The goal of every company is to generate growth. When companies are successful and grow faster than expected, there is great joy at the beginning. But rapid growth does not only bring benefits. We need to take into account things that have never been wasted on a thought before. How do you approach such a situation? How do you manage the company and its employees successfully in these conditions? Objectives & Key Results – or OKR for short – provides an answer here. You can find out what it is all about in this article.
What does Objectives & Key Results mean?
Aims and results
Each Objective has 2-5 Key Results assigned to it. The target is therefore set and how this can be achieved on the basis of 2-5 measurable criteria. The main cost of generating key results is that it takes time. The objective is usually set quickly. The key results, on the other hand, must be well and meaningfully considered. Here it is not uncommon to repeat this process again and again until one receives satisfactory and realistic key results. It is also important that not only OKRs are set up for the company as a whole, but also for each team and for individual employees.
Methodology of Objectives & Key Results
The methodology of Objectives & Key Results must be adapted to each company individually. As a rule, the targets for the next 2-4 months are set. It is therefore a short-term method that always starts from scratch. Once the cycle is over, the results must be looked at and new targets set accordingly. A target achievement of 70-90% should be targeted. If it is permanent at 100%, it may mean that the objectives are not sufficiently ambitious. OKR is definitely not an employee evaluation method. It serves much more as a management approach to achieving goals. It is transparent and publicly available to every employee. [easy-tweet tweet=”Objectives & Key Results verbindet die Unternehmensziele und die Ziele der Mitarbeiter. Es ist also essenziell jeden einzelnen bei der Zielsetzung des Unternehmens zu integrieren.” user=”MirkoPeters8″ url=”https://bit.ly/3glcFdk” template=”user”]Otherwise, no commitment of the employees can be guaranteed.
But why do Google, Twitter and Co. use this method? The answer is simple: OKR is especially suitable for fast-growing companies. Here, a quick overview is often necessary, which can be achieved. The size of the company does not matter. The methodology can be applied anywhere.
Objectives & Key Results (OKR) – the advantages and disadvantages

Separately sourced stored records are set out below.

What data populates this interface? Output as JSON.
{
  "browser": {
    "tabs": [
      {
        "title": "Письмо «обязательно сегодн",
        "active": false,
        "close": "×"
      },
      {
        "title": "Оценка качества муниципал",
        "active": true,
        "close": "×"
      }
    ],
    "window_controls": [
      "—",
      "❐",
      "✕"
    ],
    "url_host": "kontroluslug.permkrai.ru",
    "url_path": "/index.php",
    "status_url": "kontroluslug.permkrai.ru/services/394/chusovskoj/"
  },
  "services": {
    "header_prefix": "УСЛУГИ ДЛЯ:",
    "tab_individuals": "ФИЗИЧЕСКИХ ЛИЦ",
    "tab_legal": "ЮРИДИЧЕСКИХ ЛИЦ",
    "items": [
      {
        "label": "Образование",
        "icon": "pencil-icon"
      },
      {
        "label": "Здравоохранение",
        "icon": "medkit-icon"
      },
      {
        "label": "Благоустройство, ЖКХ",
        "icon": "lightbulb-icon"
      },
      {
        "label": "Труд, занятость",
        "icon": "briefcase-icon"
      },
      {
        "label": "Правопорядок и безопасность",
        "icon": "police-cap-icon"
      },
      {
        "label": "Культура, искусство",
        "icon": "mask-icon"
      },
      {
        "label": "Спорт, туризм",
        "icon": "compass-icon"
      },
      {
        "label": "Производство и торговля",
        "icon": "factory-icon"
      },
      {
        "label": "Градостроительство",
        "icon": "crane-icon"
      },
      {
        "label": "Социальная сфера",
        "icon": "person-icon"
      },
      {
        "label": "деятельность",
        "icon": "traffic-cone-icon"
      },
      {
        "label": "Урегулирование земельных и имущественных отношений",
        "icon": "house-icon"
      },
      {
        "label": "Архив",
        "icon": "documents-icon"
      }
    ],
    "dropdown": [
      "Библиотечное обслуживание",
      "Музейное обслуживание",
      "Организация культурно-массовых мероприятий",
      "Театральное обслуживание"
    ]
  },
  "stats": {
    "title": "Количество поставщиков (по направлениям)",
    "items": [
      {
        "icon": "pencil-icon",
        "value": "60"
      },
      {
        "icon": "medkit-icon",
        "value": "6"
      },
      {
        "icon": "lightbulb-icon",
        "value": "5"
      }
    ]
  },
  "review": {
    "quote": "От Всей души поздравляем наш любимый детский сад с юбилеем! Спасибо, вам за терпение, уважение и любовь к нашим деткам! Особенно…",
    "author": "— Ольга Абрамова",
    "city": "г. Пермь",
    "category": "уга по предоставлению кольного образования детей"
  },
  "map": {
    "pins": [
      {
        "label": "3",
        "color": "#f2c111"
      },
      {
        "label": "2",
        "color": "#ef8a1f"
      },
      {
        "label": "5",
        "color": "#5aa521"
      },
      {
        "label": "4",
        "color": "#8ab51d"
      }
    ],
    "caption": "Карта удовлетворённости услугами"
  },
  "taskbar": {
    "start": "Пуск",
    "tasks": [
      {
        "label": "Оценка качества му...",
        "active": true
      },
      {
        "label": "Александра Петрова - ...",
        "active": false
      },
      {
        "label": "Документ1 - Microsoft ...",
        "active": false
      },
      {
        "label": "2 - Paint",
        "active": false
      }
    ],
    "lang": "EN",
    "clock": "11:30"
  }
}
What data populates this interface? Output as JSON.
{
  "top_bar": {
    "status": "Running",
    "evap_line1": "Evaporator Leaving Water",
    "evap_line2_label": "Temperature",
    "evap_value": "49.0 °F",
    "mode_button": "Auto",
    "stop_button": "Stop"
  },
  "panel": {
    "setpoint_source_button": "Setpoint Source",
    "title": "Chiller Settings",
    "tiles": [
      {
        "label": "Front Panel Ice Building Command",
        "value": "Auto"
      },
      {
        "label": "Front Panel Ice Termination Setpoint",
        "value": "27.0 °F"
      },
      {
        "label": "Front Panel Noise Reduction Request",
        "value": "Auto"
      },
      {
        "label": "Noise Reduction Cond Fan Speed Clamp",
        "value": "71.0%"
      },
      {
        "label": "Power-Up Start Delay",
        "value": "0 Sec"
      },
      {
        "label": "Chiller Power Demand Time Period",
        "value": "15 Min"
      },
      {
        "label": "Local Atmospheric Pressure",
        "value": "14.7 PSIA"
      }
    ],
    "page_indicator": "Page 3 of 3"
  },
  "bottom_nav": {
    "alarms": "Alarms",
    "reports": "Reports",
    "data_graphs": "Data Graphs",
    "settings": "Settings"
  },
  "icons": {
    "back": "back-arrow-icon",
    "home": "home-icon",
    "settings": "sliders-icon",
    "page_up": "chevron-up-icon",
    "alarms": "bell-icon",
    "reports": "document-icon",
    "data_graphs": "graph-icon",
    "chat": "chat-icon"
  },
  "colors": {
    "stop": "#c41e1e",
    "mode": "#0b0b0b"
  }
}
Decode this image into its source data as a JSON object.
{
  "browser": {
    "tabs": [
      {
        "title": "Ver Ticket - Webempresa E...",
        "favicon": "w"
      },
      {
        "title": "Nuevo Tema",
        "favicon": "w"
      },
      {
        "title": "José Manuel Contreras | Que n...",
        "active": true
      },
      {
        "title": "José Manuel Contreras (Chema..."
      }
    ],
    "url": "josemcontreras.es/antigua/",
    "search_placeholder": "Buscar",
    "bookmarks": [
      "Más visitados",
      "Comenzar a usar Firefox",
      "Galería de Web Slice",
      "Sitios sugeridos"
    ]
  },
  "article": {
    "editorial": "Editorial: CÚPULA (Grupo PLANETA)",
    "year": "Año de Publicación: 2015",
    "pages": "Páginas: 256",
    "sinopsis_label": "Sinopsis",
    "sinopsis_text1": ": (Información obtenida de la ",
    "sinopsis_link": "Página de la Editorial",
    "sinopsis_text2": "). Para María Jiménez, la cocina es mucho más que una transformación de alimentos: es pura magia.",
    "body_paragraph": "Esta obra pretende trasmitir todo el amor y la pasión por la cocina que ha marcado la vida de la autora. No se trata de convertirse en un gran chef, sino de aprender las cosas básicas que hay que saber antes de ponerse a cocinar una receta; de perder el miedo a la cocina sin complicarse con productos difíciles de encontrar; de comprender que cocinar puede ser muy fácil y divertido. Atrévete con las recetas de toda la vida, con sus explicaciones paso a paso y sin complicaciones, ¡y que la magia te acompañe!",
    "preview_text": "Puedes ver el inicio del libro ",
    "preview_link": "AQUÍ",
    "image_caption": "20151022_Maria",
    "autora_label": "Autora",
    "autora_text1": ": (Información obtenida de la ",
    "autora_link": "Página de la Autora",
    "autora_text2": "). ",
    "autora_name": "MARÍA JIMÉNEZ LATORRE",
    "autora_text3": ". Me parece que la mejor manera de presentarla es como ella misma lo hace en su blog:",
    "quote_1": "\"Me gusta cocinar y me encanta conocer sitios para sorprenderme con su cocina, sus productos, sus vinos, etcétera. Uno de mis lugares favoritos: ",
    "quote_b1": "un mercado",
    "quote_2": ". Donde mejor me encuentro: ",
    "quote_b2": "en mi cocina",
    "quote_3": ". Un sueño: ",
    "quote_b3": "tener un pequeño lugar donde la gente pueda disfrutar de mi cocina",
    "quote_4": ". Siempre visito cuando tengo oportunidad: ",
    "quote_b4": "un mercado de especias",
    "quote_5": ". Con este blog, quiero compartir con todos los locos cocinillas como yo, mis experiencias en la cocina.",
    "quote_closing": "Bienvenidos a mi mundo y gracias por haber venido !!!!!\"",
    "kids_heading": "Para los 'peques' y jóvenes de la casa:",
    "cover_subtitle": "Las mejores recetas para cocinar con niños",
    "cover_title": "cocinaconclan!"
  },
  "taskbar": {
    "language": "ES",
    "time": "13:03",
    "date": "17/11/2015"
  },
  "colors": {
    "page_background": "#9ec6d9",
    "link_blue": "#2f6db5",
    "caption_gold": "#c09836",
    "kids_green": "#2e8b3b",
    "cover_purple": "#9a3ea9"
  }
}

OKR brings many advantages. For example, the transparency of the model can attract a great deal of support from employees. They can see the objectives and key results openly and thus become familiar with them. It promotes internal communication and is easy to understand. In addition, the method can be implemented without complicated infrastructure. Objectives & Key Results gives companies a real focus for the next two to four months. This allows these companies to focus more on the essentials and thus better manage and use scarce resources. Overall, companies are becoming more agile and can respond more quickly to changes.
However, OKR can become a disadvantage if it is not properly understood or if the readiness for action is not given. If it is used as an‘control tool’of the employees, this can be met with strong opposition. Even if this is not the case, but is understood and felt in this way, it can have negative consequences. OKR is also a change project. If this is not understood and viewed in this way, it is also not an advantage. As explained earlier, one of the first steps in Objectives & Key Results is to set goals. Achieving a target of 70-90% is optimal. However, if too many goals are set or if they are too ambitious, this quickly hits the mood in the company. Consideration and caution should be taken here. A maximum of 4-5 objectives and 4-5 key results per objective should be set for each organizational level. OKR requires a lot of operational readiness and time capacities. Every company and its employees must be aware of this. Especially for the so-called OKR Master. He is appointed by the company and is permanently responsible for the implementation and moderation of the processes. At best, the OKR Master is not from the management team, but rather a more neutral employee.
Here are all the advantages and disadvantages again in the overview:
- Clarity about the most important tasks in the company
- real focus
- Proper use of scarce resources
- Transparency for employees
- Better communication
- easy to understand
- Company becomes more agile
- too many goals = overwhelming
- requires operational readiness and time capacities
- Use as a “control tool” -> Rejection of employees
- OKR must be understood as a change project, otherwise rejection of the employees
In summary, OKR, as long as it is properly applied and understood, offers a very good corporate governance methodology. It is not without reason that it is successfully used by Google. It makes companies more agile and is particularly suitable for fast-growing companies. OKR can react quickly to changes. This is essential for such companies, as trends can vary from week to week.